Today we looked at the man behind the first joystick, and from that launching point it's a good time to talk about everything that came thereafter. While most of us are familiar with gamepads starting with the Atari or NES and going from there, it's hard to wrap your mind around all the gaming controllers that have been released since. From the gimmicky to the surreal, if you can dream it, someone has done it. Some of the more popular modern games are played with dance mats or guitar controllers, but who really wants to control a game with a big finger that you stab into an arcade cabinet with a model of someone's behind? I'm convinced that game was only invented so we have an easy joke when we talk about game controllers.
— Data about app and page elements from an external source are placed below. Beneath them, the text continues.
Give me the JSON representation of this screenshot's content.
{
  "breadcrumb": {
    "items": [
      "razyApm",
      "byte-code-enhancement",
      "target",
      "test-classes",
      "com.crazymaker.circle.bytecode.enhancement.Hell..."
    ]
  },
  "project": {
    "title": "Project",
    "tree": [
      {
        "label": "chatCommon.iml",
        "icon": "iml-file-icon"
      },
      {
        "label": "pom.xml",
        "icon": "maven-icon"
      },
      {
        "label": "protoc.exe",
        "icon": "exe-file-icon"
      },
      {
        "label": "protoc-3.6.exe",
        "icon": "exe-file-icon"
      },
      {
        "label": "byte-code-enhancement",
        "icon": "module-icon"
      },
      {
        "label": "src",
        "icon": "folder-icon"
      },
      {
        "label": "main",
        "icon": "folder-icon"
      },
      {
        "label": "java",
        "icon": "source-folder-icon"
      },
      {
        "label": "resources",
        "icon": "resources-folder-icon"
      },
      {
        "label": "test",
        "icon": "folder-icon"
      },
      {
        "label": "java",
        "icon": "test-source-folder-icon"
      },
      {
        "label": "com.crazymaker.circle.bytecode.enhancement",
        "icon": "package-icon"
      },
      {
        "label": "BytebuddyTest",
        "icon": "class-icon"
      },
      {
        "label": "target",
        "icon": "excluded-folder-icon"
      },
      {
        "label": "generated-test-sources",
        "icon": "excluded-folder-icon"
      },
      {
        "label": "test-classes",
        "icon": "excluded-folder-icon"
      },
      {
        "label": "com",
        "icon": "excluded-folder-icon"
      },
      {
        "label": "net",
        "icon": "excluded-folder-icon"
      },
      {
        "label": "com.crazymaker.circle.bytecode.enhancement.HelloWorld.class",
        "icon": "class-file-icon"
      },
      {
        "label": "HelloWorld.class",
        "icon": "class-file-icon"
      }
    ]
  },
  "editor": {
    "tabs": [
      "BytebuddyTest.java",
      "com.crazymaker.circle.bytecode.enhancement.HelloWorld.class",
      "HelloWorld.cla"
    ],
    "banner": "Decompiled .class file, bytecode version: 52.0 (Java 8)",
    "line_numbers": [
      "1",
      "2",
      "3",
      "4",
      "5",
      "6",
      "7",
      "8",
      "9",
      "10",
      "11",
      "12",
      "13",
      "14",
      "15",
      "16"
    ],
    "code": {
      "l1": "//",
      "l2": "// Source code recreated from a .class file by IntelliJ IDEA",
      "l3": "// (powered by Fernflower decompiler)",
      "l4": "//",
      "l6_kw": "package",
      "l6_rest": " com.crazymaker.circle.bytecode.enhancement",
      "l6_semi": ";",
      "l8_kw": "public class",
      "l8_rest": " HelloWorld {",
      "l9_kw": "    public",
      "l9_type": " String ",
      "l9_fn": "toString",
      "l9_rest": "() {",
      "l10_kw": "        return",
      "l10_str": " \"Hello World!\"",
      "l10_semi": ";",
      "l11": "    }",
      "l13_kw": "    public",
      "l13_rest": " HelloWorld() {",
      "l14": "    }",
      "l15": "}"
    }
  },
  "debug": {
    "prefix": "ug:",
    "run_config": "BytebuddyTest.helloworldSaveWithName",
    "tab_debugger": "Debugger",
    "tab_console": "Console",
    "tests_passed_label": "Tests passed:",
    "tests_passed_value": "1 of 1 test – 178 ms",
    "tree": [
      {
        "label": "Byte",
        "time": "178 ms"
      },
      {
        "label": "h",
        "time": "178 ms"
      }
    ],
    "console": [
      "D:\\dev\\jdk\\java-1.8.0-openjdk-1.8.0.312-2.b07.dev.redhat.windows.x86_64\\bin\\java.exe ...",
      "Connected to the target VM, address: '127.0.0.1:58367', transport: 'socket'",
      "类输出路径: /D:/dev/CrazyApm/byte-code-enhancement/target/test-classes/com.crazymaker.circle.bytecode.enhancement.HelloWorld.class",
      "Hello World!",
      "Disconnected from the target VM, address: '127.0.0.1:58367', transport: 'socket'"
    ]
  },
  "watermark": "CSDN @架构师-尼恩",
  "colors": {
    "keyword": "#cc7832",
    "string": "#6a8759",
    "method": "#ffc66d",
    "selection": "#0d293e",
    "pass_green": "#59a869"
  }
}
1up.com has a look at some of the more "out there" controllers. Some I've used, some I've avoided, and others I've never heard of. A lot of these things just didn't work; ideas always move faster than technology, but unfortunately that rarely keeps companies from selling products anyway. I'm not going to be quite as hard on these guys as 1up was, I think it's important to note that it takes a lot of failures before we get something like a Guitar Hero controller or a DDR Pad. Of course, the Guitar Hero controller is a ripoff of the Guitar Freaks controller, and the DDR Pad is really just a Power Pad with different colors, so maybe there are just a few ideas out there and we keep repeating them.
I do think it's odd that they completely ignore rhythm games, since that's a genre that's always begging for custom controllers. From the Donkey Konga Bongos to the Beatmania controller to the aforementioned Dance Dance Revolution pads, most rhythm games have their own controller. Luckily most of these games are solid and avoid the gimmickry associated with the sillier controllers, so they're not as fun to read about. This article really makes me want to track me down some Samba De Amigo controllers.